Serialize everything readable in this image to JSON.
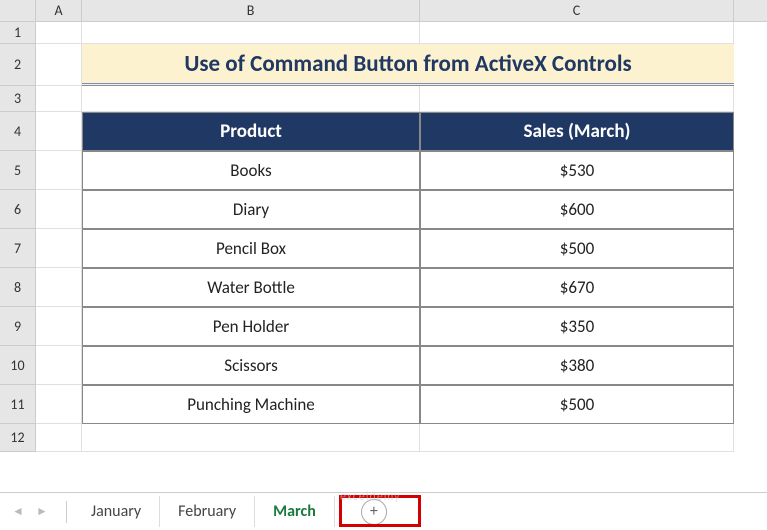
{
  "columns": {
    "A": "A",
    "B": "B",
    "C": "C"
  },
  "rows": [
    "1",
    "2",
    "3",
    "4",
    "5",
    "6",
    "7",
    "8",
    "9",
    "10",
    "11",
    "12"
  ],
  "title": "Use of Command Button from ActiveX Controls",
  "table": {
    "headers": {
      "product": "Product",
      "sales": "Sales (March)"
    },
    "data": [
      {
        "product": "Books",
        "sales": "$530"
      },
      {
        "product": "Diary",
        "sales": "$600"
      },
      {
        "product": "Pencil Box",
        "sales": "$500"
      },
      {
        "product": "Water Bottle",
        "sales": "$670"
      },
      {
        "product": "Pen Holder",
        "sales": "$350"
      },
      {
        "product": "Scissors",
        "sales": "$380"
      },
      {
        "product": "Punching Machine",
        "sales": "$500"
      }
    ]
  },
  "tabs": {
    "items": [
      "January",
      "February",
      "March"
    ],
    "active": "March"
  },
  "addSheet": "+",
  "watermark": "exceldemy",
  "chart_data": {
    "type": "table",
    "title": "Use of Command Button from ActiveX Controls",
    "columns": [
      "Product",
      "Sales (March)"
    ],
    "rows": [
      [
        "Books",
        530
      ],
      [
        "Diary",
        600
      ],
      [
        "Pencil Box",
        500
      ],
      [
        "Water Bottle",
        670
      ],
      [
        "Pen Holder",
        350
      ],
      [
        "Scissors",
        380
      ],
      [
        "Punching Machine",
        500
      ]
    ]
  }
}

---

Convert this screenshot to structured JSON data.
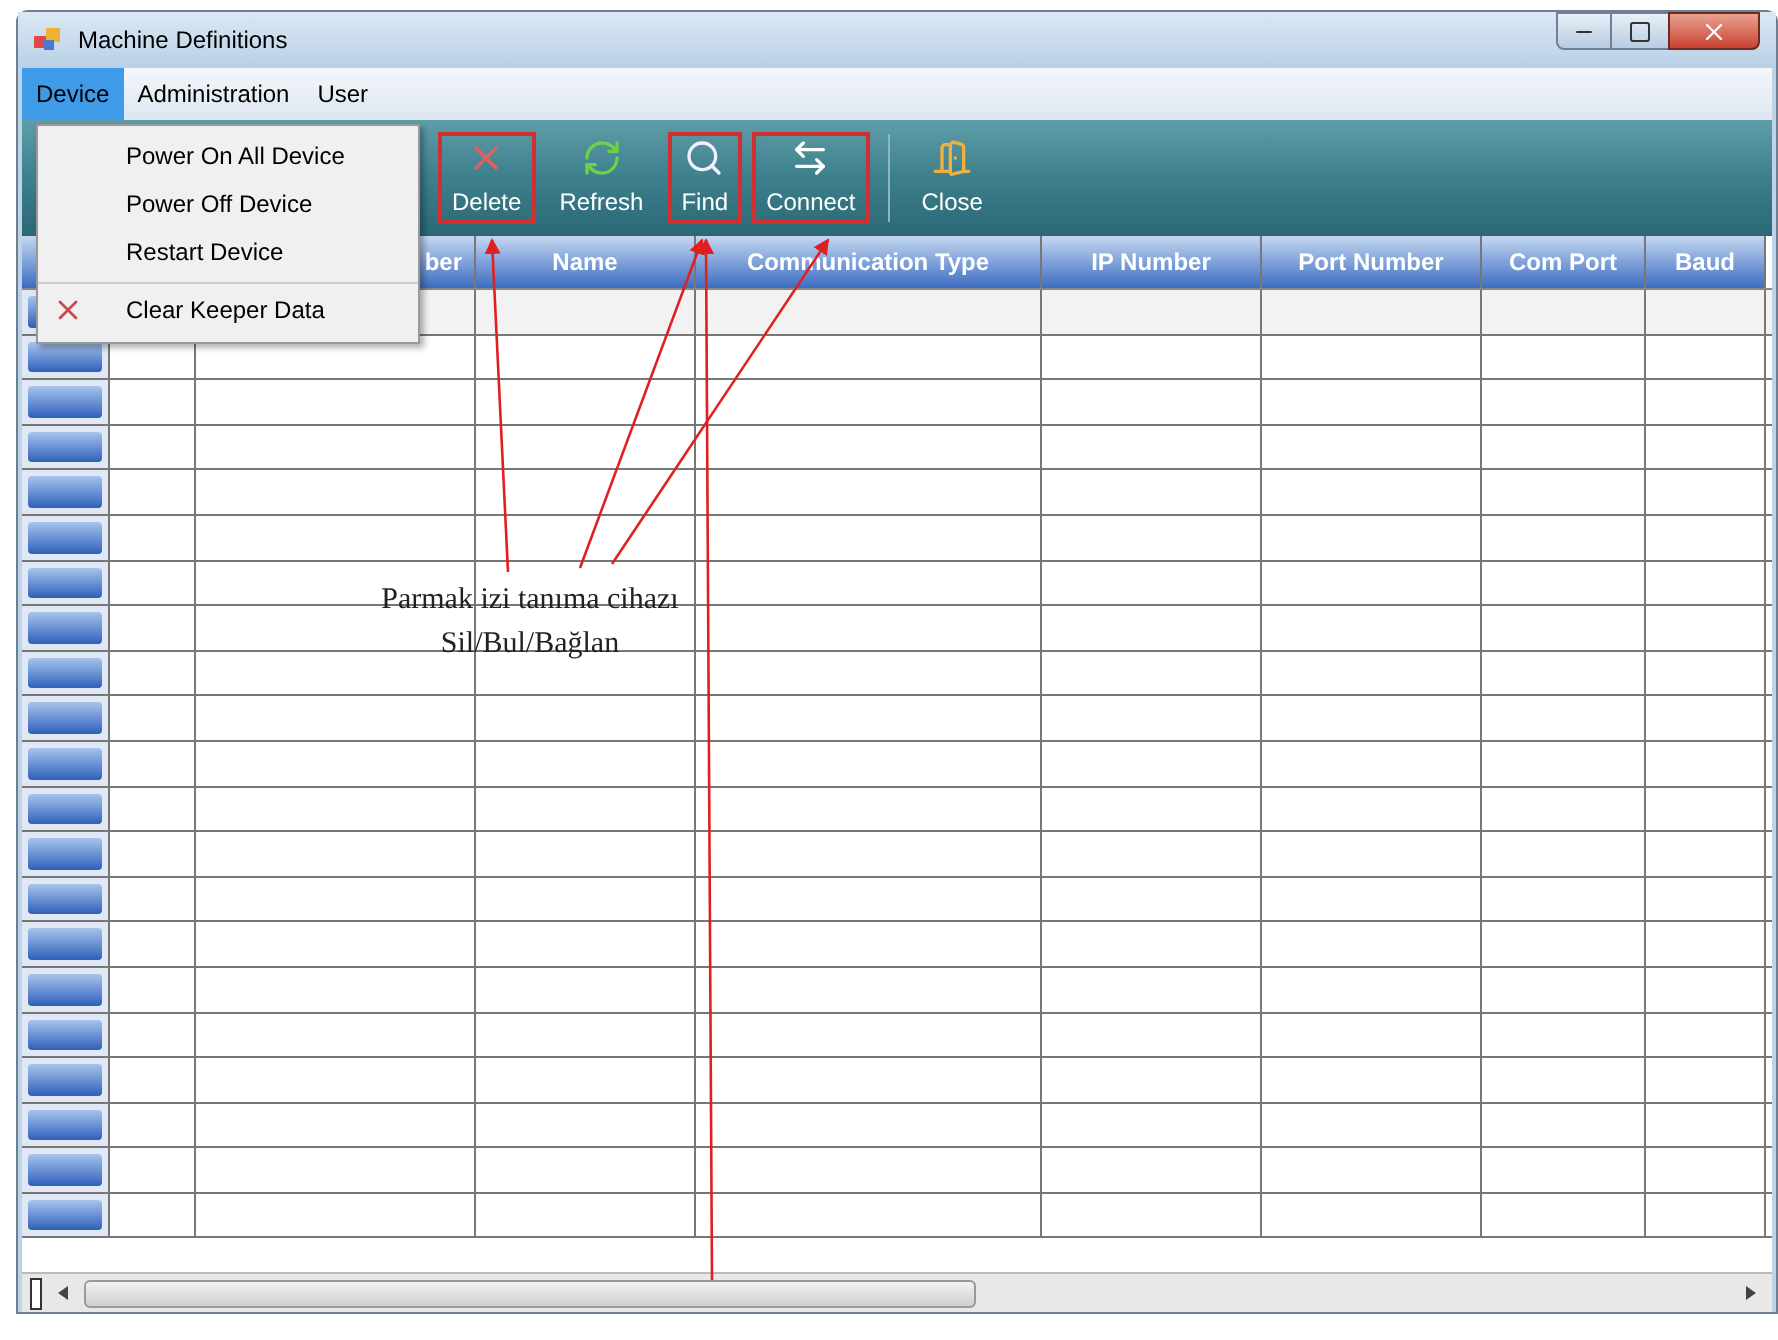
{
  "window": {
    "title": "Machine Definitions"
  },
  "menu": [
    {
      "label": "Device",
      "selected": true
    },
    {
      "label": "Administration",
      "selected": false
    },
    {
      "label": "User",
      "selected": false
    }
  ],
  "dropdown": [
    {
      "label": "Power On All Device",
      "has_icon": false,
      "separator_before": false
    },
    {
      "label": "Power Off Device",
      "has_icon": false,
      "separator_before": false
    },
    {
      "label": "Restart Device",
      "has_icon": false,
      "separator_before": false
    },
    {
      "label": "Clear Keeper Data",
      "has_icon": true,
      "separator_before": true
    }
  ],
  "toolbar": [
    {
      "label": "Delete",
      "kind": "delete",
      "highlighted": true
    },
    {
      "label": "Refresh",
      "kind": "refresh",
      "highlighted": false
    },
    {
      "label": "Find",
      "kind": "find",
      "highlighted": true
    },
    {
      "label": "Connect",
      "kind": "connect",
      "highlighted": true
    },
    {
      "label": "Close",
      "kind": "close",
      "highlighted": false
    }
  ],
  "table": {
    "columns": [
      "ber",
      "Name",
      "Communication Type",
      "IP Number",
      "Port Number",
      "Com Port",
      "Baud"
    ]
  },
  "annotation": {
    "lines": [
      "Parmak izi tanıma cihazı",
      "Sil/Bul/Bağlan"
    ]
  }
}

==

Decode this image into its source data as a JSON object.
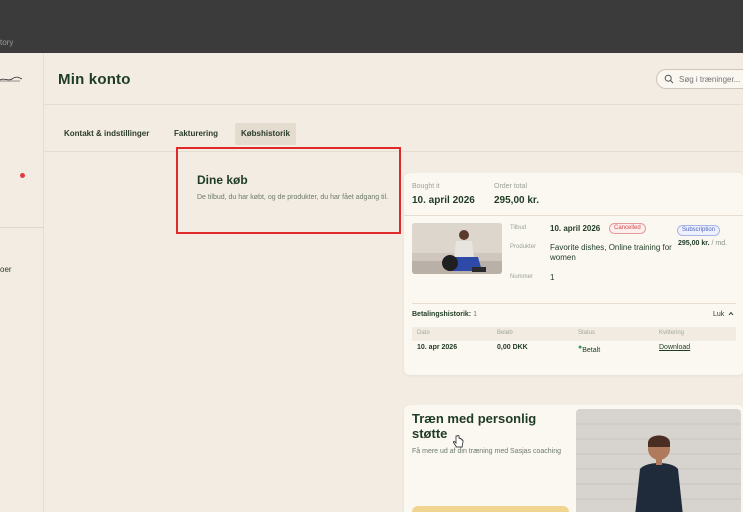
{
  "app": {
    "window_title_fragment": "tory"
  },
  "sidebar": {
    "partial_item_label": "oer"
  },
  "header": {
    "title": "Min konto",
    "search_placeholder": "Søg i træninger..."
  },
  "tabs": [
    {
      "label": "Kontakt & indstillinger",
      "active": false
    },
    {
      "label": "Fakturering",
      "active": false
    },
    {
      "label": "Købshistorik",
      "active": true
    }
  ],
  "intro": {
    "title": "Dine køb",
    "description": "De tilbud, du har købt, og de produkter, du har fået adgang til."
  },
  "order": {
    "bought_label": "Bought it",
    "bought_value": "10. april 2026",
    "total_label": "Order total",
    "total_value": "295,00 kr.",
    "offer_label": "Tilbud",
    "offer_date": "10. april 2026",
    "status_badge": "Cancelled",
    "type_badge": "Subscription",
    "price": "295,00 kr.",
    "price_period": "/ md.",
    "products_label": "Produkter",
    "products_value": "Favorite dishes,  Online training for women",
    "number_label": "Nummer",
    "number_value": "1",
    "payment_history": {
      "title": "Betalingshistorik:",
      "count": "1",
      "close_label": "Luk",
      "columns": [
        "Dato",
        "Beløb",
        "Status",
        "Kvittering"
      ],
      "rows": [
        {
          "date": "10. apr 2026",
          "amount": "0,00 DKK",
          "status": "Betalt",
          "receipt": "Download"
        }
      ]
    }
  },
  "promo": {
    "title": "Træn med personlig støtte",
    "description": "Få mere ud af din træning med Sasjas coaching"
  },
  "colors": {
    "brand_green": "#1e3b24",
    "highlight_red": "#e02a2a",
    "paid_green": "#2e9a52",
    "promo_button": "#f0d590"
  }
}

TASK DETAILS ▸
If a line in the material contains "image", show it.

YOUR SOLUTION ▸
Serialize everything readable in this image to JSON.
Decode this image into its source data as a JSON object.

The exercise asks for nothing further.